§ TASK
The full listing should be duplicated word for word.
Start of PROVIDED DATA
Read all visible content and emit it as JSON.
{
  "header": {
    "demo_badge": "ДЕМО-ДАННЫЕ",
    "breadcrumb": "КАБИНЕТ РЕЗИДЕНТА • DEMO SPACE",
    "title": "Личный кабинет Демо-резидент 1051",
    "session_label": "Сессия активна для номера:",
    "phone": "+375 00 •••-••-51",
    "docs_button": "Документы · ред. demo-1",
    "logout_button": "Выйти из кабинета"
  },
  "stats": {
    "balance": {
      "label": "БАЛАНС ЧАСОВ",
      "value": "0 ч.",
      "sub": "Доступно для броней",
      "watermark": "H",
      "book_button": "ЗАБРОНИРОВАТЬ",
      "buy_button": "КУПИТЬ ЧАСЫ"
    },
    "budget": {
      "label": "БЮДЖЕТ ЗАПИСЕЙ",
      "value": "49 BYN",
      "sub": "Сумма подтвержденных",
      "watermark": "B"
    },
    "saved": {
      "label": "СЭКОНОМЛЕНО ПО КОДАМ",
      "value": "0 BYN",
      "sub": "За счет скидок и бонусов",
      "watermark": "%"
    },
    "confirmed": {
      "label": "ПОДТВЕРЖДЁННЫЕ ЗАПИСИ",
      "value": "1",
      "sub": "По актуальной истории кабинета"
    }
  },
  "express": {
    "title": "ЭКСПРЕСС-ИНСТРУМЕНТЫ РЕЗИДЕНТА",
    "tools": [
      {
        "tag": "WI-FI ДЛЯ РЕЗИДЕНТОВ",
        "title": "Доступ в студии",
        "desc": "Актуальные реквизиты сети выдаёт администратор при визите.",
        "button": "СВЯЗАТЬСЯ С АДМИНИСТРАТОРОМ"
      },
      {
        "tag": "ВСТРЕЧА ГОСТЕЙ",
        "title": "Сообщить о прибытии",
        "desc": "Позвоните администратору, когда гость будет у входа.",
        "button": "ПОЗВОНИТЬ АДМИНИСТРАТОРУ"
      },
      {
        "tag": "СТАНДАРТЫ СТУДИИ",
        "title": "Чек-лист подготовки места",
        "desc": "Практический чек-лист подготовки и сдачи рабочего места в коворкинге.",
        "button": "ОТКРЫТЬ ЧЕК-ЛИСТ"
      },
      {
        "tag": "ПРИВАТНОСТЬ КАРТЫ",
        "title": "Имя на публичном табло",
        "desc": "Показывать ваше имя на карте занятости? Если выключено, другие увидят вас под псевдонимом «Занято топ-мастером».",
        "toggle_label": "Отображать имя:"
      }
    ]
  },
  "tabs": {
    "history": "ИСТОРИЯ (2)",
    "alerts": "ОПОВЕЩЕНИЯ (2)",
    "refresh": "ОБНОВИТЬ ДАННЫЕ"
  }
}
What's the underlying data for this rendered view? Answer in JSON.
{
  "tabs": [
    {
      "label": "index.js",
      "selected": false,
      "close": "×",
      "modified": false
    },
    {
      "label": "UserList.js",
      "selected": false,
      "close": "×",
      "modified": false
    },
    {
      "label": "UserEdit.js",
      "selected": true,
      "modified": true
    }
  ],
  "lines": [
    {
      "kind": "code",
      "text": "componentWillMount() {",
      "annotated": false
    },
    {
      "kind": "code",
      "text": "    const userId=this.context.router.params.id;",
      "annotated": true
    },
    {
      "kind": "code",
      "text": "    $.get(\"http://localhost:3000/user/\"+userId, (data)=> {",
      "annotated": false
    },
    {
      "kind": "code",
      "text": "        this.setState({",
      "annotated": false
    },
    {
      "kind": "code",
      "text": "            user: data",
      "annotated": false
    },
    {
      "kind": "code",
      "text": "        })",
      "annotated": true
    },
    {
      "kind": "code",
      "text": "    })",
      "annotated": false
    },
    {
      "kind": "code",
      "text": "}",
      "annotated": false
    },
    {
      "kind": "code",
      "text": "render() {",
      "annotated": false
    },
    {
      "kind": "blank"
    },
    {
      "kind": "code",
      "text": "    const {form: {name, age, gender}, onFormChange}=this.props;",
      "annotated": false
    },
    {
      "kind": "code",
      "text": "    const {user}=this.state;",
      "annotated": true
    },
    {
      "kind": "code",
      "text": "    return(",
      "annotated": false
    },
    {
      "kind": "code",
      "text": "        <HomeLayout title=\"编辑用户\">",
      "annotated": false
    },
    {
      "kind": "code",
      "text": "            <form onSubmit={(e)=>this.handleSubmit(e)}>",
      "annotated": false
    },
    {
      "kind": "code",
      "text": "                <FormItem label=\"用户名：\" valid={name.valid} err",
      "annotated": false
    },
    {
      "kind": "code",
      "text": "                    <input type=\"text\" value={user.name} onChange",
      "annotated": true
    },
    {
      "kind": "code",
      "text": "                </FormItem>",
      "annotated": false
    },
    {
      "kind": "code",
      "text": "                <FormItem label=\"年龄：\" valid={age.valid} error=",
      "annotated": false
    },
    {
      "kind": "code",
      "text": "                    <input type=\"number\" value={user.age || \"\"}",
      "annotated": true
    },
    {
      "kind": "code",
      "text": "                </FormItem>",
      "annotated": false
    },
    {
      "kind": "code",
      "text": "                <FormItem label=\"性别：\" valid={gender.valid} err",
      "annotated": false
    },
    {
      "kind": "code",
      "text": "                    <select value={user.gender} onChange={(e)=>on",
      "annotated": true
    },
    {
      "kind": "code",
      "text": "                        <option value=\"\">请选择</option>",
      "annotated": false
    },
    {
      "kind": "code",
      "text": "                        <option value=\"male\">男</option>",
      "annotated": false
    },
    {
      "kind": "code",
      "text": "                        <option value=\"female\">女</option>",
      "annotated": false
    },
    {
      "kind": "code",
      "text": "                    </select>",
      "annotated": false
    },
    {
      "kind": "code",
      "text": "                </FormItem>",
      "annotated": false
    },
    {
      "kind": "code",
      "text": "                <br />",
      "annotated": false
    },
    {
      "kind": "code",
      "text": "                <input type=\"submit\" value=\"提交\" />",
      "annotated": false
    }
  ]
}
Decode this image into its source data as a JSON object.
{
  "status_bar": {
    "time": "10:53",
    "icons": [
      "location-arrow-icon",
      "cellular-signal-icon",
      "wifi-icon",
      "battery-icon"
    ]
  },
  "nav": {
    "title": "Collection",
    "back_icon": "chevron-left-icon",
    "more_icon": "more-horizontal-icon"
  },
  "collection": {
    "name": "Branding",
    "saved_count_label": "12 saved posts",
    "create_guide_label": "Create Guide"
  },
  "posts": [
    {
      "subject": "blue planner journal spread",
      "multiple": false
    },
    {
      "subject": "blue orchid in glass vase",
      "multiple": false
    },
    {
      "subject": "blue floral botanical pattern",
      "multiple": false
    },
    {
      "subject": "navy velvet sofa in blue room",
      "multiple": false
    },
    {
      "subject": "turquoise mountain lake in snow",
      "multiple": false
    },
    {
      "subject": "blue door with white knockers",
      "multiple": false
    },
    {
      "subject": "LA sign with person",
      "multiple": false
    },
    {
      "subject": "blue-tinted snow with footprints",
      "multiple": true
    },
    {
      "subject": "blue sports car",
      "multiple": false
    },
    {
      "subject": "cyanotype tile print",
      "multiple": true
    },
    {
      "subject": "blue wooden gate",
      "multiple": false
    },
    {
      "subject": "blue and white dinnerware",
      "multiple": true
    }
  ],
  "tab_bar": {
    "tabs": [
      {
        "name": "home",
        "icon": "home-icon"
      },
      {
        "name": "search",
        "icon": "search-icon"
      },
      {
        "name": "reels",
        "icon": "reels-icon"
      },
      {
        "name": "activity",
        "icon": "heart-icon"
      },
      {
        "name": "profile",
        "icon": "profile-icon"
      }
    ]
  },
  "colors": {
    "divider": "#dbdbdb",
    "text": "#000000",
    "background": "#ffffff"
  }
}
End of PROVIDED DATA
§ RESULT
Read all visible content and emit it as JSON.
{
  "header": {
    "demo_badge": "ДЕМО-ДАННЫЕ",
    "breadcrumb": "КАБИНЕТ РЕЗИДЕНТА • DEMO SPACE",
    "title": "Личный кабинет Демо-резидент 1051",
    "session_label": "Сессия активна для номера:",
    "phone": "+375 00 •••-••-51",
    "docs_button": "Документы · ред. demo-1",
    "logout_button": "Выйти из кабинета"
  },
  "stats": {
    "balance": {
      "label": "БАЛАНС ЧАСОВ",
      "value": "0 ч.",
      "sub": "Доступно для броней",
      "watermark": "H",
      "book_button": "ЗАБРОНИРОВАТЬ",
      "buy_button": "КУПИТЬ ЧАСЫ"
    },
    "budget": {
      "label": "БЮДЖЕТ ЗАПИСЕЙ",
      "value": "49 BYN",
      "sub": "Сумма подтвержденных",
      "watermark": "B"
    },
    "saved": {
      "label": "СЭКОНОМЛЕНО ПО КОДАМ",
      "value": "0 BYN",
      "sub": "За счет скидок и бонусов",
      "watermark": "%"
    },
    "confirmed": {
      "label": "ПОДТВЕРЖДЁННЫЕ ЗАПИСИ",
      "value": "1",
      "sub": "По актуальной истории кабинета"
    }
  },
  "express": {
    "title": "ЭКСПРЕСС-ИНСТРУМЕНТЫ РЕЗИДЕНТА",
    "tools": [
      {
        "tag": "WI-FI ДЛЯ РЕЗИДЕНТОВ",
        "title": "Доступ в студии",
        "desc": "Актуальные реквизиты сети выдаёт администратор при визите.",
        "button": "СВЯЗАТЬСЯ С АДМИНИСТРАТОРОМ"
      },
      {
        "tag": "ВСТРЕЧА ГОСТЕЙ",
        "title": "Сообщить о прибытии",
        "desc": "Позвоните администратору, когда гость будет у входа.",
        "button": "ПОЗВОНИТЬ АДМИНИСТРАТОРУ"
      },
      {
        "tag": "СТАНДАРТЫ СТУДИИ",
        "title": "Чек-лист подготовки места",
        "desc": "Практический чек-лист подготовки и сдачи рабочего места в коворкинге.",
        "button": "ОТКРЫТЬ ЧЕК-ЛИСТ"
      },
      {
        "tag": "ПРИВАТНОСТЬ КАРТЫ",
        "title": "Имя на публичном табло",
        "desc": "Показывать ваше имя на карте занятости? Если выключено, другие увидят вас под псевдонимом «Занято топ-мастером».",
        "toggle_label": "Отображать имя:"
      }
    ]
  },
  "tabs": {
    "history": "ИСТОРИЯ (2)",
    "alerts": "ОПОВЕЩЕНИЯ (2)",
    "refresh": "ОБНОВИТЬ ДАННЫЕ"
  }
}
What's the underlying data for this rendered view? Answer in JSON.
{
  "tabs": [
    {
      "label": "index.js",
      "selected": false,
      "close": "×",
      "modified": false
    },
    {
      "label": "UserList.js",
      "selected": false,
      "close": "×",
      "modified": false
    },
    {
      "label": "UserEdit.js",
      "selected": true,
      "modified": true
    }
  ],
  "lines": [
    {
      "kind": "code",
      "text": "componentWillMount() {",
      "annotated": false
    },
    {
      "kind": "code",
      "text": "    const userId=this.context.router.params.id;",
      "annotated": true
    },
    {
      "kind": "code",
      "text": "    $.get(\"http://localhost:3000/user/\"+userId, (data)=> {",
      "annotated": false
    },
    {
      "kind": "code",
      "text": "        this.setState({",
      "annotated": false
    },
    {
      "kind": "code",
      "text": "            user: data",
      "annotated": false
    },
    {
      "kind": "code",
      "text": "        })",
      "annotated": true
    },
    {
      "kind": "code",
      "text": "    })",
      "annotated": false
    },
    {
      "kind": "code",
      "text": "}",
      "annotated": false
    },
    {
      "kind": "code",
      "text": "render() {",
      "annotated": false
    },
    {
      "kind": "blank"
    },
    {
      "kind": "code",
      "text": "    const {form: {name, age, gender}, onFormChange}=this.props;",
      "annotated": false
    },
    {
      "kind": "code",
      "text": "    const {user}=this.state;",
      "annotated": true
    },
    {
      "kind": "code",
      "text": "    return(",
      "annotated": false
    },
    {
      "kind": "code",
      "text": "        <HomeLayout title=\"编辑用户\">",
      "annotated": false
    },
    {
      "kind": "code",
      "text": "            <form onSubmit={(e)=>this.handleSubmit(e)}>",
      "annotated": false
    },
    {
      "kind": "code",
      "text": "                <FormItem label=\"用户名：\" valid={name.valid} err",
      "annotated": false
    },
    {
      "kind": "code",
      "text": "                    <input type=\"text\" value={user.name} onChange",
      "annotated": true
    },
    {
      "kind": "code",
      "text": "                </FormItem>",
      "annotated": false
    },
    {
      "kind": "code",
      "text": "                <FormItem label=\"年龄：\" valid={age.valid} error=",
      "annotated": false
    },
    {
      "kind": "code",
      "text": "                    <input type=\"number\" value={user.age || \"\"}",
      "annotated": true
    },
    {
      "kind": "code",
      "text": "                </FormItem>",
      "annotated": false
    },
    {
      "kind": "code",
      "text": "                <FormItem label=\"性别：\" valid={gender.valid} err",
      "annotated": false
    },
    {
      "kind": "code",
      "text": "                    <select value={user.gender} onChange={(e)=>on",
      "annotated": true
    },
    {
      "kind": "code",
      "text": "                        <option value=\"\">请选择</option>",
      "annotated": false
    },
    {
      "kind": "code",
      "text": "                        <option value=\"male\">男</option>",
      "annotated": false
    },
    {
      "kind": "code",
      "text": "                        <option value=\"female\">女</option>",
      "annotated": false
    },
    {
      "kind": "code",
      "text": "                    </select>",
      "annotated": false
    },
    {
      "kind": "code",
      "text": "                </FormItem>",
      "annotated": false
    },
    {
      "kind": "code",
      "text": "                <br />",
      "annotated": false
    },
    {
      "kind": "code",
      "text": "                <input type=\"submit\" value=\"提交\" />",
      "annotated": false
    }
  ]
}
Decode this image into its source data as a JSON object.
{
  "status_bar": {
    "time": "10:53",
    "icons": [
      "location-arrow-icon",
      "cellular-signal-icon",
      "wifi-icon",
      "battery-icon"
    ]
  },
  "nav": {
    "title": "Collection",
    "back_icon": "chevron-left-icon",
    "more_icon": "more-horizontal-icon"
  },
  "collection": {
    "name": "Branding",
    "saved_count_label": "12 saved posts",
    "create_guide_label": "Create Guide"
  },
  "posts": [
    {
      "subject": "blue planner journal spread",
      "multiple": false
    },
    {
      "subject": "blue orchid in glass vase",
      "multiple": false
    },
    {
      "subject": "blue floral botanical pattern",
      "multiple": false
    },
    {
      "subject": "navy velvet sofa in blue room",
      "multiple": false
    },
    {
      "subject": "turquoise mountain lake in snow",
      "multiple": false
    },
    {
      "subject": "blue door with white knockers",
      "multiple": false
    },
    {
      "subject": "LA sign with person",
      "multiple": false
    },
    {
      "subject": "blue-tinted snow with footprints",
      "multiple": true
    },
    {
      "subject": "blue sports car",
      "multiple": false
    },
    {
      "subject": "cyanotype tile print",
      "multiple": true
    },
    {
      "subject": "blue wooden gate",
      "multiple": false
    },
    {
      "subject": "blue and white dinnerware",
      "multiple": true
    }
  ],
  "tab_bar": {
    "tabs": [
      {
        "name": "home",
        "icon": "home-icon"
      },
      {
        "name": "search",
        "icon": "search-icon"
      },
      {
        "name": "reels",
        "icon": "reels-icon"
      },
      {
        "name": "activity",
        "icon": "heart-icon"
      },
      {
        "name": "profile",
        "icon": "profile-icon"
      }
    ]
  },
  "colors": {
    "divider": "#dbdbdb",
    "text": "#000000",
    "background": "#ffffff"
  }
}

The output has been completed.